George Morris

A couple weeks ago, I drove down to Red Deer to visit with a friend and to audit a George Morris clinic!!!! It was a great time, but will update on all the other details in another post, this one is all about what I took away from George.

Without further ado, here are my notes:

Trot 4 loop serpentines – focus on inside leg to outside hand, inside hand is opening rein, outside hand makes the turn.
Multiple reverses, again focusing on the inside leg to outside hand; hands are UP and belong to the mouth, not the withers!!  Ensure there is a straight line from the elbow to the corners of the mouth.
Shorten and lengthen within the trot, keep the tempo the same within the transitions, keep the energy UP!
Canter warm-up: Canter transitions, circles, counter-canter, and transitions within the canter.
Sit up, relax and wait for the jump to come to you, do NOT get ahead. 
Single fence along the short side, sit and relax, DO NOT MOVE.  Also try setting this on a 20m circle.  When introducing this exercise, set a 9’ placing pole for Koda.
Set a distance between fences and add/take out strides.  Set the tempo and stride before the exercise, DO NOT PICK before the fences.  SINK into the saddle to slow/shorten, no sitting/slamming.  Use leg, cluck, spur, and whip for the forward stride.
Apply both of these things in course work

Homework and Reminders
For any lead changes, half halt on the OUTSIDE rein and have the INSIDE leg on.
Re-group in the corners well before the next jump.
Open the inside-rein for tight turns and keep the eyes looking UP and AROUND.
RELAX and let the horse take you to the jump 8-10 strides out.
The aids for forward are as follows– Leg, cluck, and whip (in that order of intensity)
Halt after a line while on the line to help a horse to respect the slowing aids (shortening the stride)
Circle after the line to help a horse go FORWARD through a line
Always do something constructive after the course or exercise
For harder/”looky” fences, go for a shorter distance to give the horse time to look at or read the jump/question.

These notes were taken during two group sessions, a training level group, then a more prelim level group.  

The last exercise he did with the more advanced riders was SUPER cool, he had the course set up and would call out what type of distance he wanted for each fence.  The course was as follows:

The really impressive part of the exercise was all the horses settled and became so much more adjustable and rideable!  The roll-backs were extremely tight, but all the horses managed them with ease.

I'm SO glad I made the drive down (10 hours!) but it was absolutely worth it.  While we were there, both Jess and I got some great deals in the marketplace including a new girth, reins, and gloves for me and a new girth and saddle pads for Jess.  I also found out a saddle I had on consignment had sold, so yay for unexpected money!  If you're ever in Calgary, go visit The Tack Collector, they are fabulous!  I picked up my cheque and got a pair of breeches that fit me perfectly for a steal.  Am going to send down some of my items for sale to them as well.
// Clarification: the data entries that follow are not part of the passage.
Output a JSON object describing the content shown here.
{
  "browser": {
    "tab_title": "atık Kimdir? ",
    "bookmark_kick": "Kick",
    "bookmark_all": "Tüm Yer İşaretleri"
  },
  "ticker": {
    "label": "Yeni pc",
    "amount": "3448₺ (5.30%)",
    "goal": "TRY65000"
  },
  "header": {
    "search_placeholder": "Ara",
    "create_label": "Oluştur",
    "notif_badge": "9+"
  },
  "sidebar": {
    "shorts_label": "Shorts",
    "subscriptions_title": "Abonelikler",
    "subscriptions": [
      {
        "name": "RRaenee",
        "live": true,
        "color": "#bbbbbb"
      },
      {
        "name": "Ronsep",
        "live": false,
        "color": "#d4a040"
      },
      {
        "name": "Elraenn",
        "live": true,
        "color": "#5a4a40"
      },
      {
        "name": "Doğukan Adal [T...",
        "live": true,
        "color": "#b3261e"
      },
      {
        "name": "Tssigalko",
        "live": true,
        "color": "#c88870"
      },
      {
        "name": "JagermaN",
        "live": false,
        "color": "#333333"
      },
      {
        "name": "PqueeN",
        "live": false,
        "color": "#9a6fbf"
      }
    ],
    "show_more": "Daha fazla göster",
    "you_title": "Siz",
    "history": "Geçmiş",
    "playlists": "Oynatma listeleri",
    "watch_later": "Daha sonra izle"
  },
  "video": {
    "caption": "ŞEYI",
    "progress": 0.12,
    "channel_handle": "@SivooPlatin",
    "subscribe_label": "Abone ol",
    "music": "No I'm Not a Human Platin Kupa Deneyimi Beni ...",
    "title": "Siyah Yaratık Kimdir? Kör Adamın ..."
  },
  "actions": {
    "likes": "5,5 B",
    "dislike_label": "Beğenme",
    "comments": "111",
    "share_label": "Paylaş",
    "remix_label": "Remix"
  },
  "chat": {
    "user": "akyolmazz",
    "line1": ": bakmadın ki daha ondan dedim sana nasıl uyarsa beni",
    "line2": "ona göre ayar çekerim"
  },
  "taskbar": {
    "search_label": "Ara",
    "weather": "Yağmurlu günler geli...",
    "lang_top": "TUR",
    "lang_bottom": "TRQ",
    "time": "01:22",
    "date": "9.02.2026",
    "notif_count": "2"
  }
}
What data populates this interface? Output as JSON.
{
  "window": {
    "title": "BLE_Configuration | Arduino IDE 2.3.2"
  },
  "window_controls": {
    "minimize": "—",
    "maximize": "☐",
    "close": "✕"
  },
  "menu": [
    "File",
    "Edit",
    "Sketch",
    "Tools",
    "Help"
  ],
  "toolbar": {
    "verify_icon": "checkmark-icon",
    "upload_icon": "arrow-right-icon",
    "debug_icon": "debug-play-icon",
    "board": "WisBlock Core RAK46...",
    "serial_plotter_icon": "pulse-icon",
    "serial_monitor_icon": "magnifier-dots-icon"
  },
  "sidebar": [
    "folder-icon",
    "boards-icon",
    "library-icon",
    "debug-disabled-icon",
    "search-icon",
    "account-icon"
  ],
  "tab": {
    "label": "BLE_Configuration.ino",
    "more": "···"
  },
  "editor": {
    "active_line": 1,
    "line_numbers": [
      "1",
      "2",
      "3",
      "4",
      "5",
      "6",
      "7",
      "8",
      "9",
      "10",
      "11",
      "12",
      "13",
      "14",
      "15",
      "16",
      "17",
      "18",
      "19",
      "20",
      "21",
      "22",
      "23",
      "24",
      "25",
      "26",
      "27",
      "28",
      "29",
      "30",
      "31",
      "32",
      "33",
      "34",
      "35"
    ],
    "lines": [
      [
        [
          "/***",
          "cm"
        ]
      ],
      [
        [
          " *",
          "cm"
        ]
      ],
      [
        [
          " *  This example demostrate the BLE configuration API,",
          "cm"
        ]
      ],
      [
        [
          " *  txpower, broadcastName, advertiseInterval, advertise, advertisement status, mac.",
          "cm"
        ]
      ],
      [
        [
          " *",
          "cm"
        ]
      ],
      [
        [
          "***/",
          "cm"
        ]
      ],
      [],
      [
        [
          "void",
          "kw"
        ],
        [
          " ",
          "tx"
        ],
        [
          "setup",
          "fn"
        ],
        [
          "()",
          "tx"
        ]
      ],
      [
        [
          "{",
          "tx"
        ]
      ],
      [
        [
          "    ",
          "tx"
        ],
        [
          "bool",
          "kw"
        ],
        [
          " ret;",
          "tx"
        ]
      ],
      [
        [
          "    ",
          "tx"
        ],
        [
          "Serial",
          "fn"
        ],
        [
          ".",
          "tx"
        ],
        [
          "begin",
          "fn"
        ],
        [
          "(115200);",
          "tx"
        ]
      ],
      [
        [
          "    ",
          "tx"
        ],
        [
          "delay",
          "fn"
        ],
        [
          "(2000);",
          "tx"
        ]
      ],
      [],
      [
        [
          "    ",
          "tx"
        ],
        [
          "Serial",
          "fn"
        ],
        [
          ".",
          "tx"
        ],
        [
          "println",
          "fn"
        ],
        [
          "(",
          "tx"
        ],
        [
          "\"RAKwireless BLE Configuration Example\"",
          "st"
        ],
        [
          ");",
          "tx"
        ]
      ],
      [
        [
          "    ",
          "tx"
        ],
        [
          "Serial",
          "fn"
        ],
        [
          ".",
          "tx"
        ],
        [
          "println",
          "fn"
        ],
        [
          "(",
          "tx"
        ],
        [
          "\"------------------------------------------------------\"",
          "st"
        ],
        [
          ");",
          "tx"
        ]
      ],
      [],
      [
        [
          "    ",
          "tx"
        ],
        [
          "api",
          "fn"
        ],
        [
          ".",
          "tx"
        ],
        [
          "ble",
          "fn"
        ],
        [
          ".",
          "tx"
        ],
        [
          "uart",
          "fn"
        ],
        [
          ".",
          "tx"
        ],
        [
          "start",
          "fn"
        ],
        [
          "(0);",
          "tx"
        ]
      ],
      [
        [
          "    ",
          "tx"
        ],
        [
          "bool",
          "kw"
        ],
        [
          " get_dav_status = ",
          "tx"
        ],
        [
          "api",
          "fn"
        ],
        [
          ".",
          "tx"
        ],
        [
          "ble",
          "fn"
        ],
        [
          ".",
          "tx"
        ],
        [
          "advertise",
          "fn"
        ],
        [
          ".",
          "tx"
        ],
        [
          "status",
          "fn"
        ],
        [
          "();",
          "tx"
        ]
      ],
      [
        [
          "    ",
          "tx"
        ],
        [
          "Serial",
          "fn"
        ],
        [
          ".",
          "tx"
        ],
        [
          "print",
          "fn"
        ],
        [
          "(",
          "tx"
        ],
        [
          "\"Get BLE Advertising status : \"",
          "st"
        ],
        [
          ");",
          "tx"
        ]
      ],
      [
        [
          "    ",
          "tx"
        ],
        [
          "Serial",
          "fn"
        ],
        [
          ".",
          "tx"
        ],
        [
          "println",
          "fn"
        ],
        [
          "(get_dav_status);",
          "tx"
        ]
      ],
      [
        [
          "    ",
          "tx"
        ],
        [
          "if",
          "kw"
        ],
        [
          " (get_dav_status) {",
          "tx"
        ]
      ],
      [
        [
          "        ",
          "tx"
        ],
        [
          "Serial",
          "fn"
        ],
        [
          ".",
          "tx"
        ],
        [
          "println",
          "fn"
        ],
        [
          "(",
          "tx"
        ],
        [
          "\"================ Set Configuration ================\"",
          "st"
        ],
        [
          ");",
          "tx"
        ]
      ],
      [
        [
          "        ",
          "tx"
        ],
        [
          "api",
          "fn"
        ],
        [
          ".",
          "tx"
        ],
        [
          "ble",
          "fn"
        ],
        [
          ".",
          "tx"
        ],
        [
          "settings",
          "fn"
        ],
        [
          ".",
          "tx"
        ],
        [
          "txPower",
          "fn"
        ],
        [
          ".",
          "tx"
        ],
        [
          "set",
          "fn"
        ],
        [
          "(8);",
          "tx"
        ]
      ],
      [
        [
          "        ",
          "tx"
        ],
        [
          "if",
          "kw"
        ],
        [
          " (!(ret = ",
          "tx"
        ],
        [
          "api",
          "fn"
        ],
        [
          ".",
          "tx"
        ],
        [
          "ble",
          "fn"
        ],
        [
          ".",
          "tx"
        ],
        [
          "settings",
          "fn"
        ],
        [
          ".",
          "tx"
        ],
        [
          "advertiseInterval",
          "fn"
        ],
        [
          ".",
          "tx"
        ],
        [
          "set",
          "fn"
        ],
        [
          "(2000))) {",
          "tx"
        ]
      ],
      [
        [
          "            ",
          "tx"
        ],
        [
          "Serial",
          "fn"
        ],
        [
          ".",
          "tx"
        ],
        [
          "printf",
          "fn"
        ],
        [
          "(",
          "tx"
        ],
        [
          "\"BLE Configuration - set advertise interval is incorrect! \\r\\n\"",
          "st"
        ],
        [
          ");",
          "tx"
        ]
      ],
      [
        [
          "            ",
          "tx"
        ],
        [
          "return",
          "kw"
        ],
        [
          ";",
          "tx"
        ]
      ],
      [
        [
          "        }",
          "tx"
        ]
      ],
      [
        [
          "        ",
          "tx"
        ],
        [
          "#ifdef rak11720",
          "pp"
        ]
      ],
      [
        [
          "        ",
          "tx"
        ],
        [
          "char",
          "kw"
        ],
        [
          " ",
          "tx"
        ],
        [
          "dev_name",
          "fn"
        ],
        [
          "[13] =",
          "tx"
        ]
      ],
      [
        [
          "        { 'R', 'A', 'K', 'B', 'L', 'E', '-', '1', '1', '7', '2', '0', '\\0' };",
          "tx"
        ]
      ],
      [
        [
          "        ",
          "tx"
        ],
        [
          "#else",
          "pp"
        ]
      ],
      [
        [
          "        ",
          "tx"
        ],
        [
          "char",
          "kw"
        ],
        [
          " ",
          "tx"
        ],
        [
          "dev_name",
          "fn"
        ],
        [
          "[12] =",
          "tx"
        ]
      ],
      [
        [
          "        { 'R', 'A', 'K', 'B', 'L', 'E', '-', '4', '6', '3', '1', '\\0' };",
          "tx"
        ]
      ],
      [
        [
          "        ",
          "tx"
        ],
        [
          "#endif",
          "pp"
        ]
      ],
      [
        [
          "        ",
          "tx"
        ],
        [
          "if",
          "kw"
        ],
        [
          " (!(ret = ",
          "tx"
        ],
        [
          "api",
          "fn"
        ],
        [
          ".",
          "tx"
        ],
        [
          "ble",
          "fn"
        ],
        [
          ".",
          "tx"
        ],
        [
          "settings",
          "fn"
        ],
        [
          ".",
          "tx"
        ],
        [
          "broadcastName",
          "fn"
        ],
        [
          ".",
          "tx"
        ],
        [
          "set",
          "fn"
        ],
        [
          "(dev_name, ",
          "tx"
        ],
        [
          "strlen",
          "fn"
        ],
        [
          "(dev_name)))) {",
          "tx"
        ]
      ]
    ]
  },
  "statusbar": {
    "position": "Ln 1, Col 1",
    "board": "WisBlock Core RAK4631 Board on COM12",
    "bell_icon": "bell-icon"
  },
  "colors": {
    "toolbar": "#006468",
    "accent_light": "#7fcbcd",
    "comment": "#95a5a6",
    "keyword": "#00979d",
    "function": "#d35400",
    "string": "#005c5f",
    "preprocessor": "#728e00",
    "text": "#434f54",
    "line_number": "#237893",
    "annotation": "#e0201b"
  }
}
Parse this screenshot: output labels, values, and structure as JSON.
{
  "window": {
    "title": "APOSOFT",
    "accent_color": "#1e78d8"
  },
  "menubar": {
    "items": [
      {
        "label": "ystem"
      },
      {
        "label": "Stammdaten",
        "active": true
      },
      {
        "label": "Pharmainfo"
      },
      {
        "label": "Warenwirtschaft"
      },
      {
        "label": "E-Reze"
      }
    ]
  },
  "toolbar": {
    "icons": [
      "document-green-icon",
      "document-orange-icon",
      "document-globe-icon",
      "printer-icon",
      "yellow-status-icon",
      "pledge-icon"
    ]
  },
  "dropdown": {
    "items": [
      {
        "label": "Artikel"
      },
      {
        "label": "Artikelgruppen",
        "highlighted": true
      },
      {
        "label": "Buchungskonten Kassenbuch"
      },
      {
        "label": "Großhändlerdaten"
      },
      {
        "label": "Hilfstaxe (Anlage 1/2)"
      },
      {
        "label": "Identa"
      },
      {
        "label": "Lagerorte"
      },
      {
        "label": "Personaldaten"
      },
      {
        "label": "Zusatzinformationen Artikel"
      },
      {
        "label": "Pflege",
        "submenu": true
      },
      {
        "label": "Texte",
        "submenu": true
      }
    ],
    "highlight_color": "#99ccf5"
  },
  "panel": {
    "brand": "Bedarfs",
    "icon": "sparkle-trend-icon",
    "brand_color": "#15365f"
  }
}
  1. GM is one that I will always audit if I can't ride in it.

  2. Thanks for the notes! Everything that comes out of that man is highly educational.

  3. It was absolutely incredible! I wish I had actually brought a note book with me to write down everything he was saying. All of the above notes were what I could remember once we got back home! Will absolutely audit again.